According to this Wired article by Leander Kahney, Apple’s brand is ranked first among American youth. Not the first computer brand, not the first gadgetry brand — the first brand, period. Regardless if you agree with the exact ranking — which is obviously debatable — there’s no dispute that Apple is a brand-image heavyweight. Its brand peers are companies like Nike, VW, and Levi’s.
Dell’s brand peers are boring-ass, nose-to-the-grindstone companies like HP. Having a stronger brand than Creative Labs is worth something, but not much.
If the iPod is Coke, its current competition consists of nothing but store brands, those cans that just read “Cola”. Dell, to be blunt, is no Pepsi. There is no Pepsi in the current digital music player market.
Which is not to say there couldn’t be. Sony, if it wanted to, could produce a serious iPod rival. Imagine a Sony pocket-sized, hard-drive-based music player that doubled as a PlayStation peripheral — take your music and your saved games with you. Very cool.
But that’s a big if, because Sony doesn’t sell hard-drive-based MP3 players. Mini Disc MP3 players could have been enormously successful had they debuted a few years ago, but now that Sony is finally selling them, their 5-hour storage capacity seems, well, quaint. Sony, the gadget-maker, is seemingly beholden to the head-in-the-sand digital music policies of Sony, the record label.
Apple’s “Rip, Mix, Burn” slogan, on the other hand, carries a clear message to music lovers: The RIAA doesn’t like MP3s, but we know that you do, and we’re out to make you happy, not the RIAA.
If not Sony, who?
There’s Microsoft, of course. Windows integration would pose no problem, and an Xbox tie-in similar to the aforementioned PlayStation idea would set it apart from the iPod. But: (a) Microsoft seems to have little interest in non-rights-managed media formats like MP3 — and consumers have little interest in rights-managed media formats like WMA; and (b) given the amount of cash Microsoft has already lost on the Xbox, I suspect they might be a tad reluctant to push further into consumer electronics. Microsoft certainly has money to burn, but that doesn’t mean they enjoy striking matches. Much like Dell, Microsoft’s brand strength is with corporate bean counters.
Nokia or Ericsson, maybe. Either could make an MP3-player/mobile phone that would take up a lot less pocket space than an iPod and a regular phone.
Am I missing someone else? Another company with enough branding, engineering, and software know-how?

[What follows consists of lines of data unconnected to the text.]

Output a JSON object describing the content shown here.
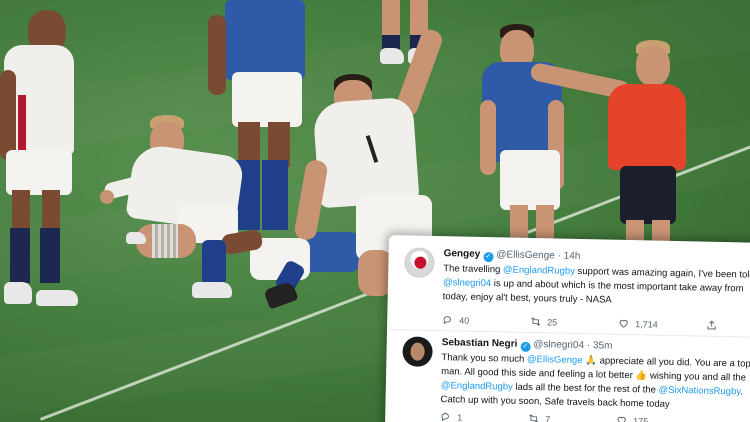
{
  "photo": {
    "description_icons": [
      "rugby-pitch",
      "players",
      "referee"
    ]
  },
  "tweets": [
    {
      "name": "Gengey",
      "handle": "@EllisGenge",
      "separator": "·",
      "time": "14h",
      "lines": [
        [
          {
            "t": "The travelling ",
            "m": false
          },
          {
            "t": "@EnglandRugby",
            "m": true
          },
          {
            "t": " support was amazing again, I've been told",
            "m": false
          }
        ],
        [
          {
            "t": "@slnegri04",
            "m": true
          },
          {
            "t": " is up and about which is the most important take away from",
            "m": false
          }
        ],
        [
          {
            "t": "today, enjoy al't best, yours truly - NASA",
            "m": false
          }
        ]
      ],
      "replies": "40",
      "retweets": "25",
      "likes": "1,714"
    },
    {
      "name": "Sebastian Negri",
      "handle": "@slnegri04",
      "separator": "·",
      "time": "35m",
      "lines": [
        [
          {
            "t": "Thank you so much ",
            "m": false
          },
          {
            "t": "@EllisGenge",
            "m": true
          },
          {
            "t": " 🙏 appreciate all you did. You are a top",
            "m": false
          }
        ],
        [
          {
            "t": "man. All good this side and feeling a lot better 👍 wishing you and all the",
            "m": false
          }
        ],
        [
          {
            "t": "@EnglandRugby",
            "m": true
          },
          {
            "t": " lads all the best for the rest of the ",
            "m": false
          },
          {
            "t": "@SixNationsRugby",
            "m": true
          },
          {
            "t": ".",
            "m": false
          }
        ],
        [
          {
            "t": "Catch up with you soon, Safe travels back home today",
            "m": false
          }
        ]
      ],
      "replies": "1",
      "retweets": "7",
      "likes": "175"
    }
  ],
  "colors": {
    "pitch": "#4b8444",
    "mention": "#1d9bf0",
    "verified": "#1d9bf0",
    "italy_blue": "#2f5aa8",
    "referee_red": "#e5432a"
  }
}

This idea that the iPod’s position is precarious — that any day now, some cheaper weak-branded knock-off will knock Apple off its perch — is exactly backwards. The iPod doesn’t just lead in market share; it leads in mind share. Any competing player that doesn’t establish an iPod-caliber brand isn’t even competing at all.
PC industry pundits continue to assert that Apple can’t possibly succeed by selling excellent products at premium prices — that they’ll inevitably succumb to mediocre products at discount prices. Tell that to Nike.
Apple isn’t Microsoft — their goal isn’t to sell every MP3 player. Just a lot of them.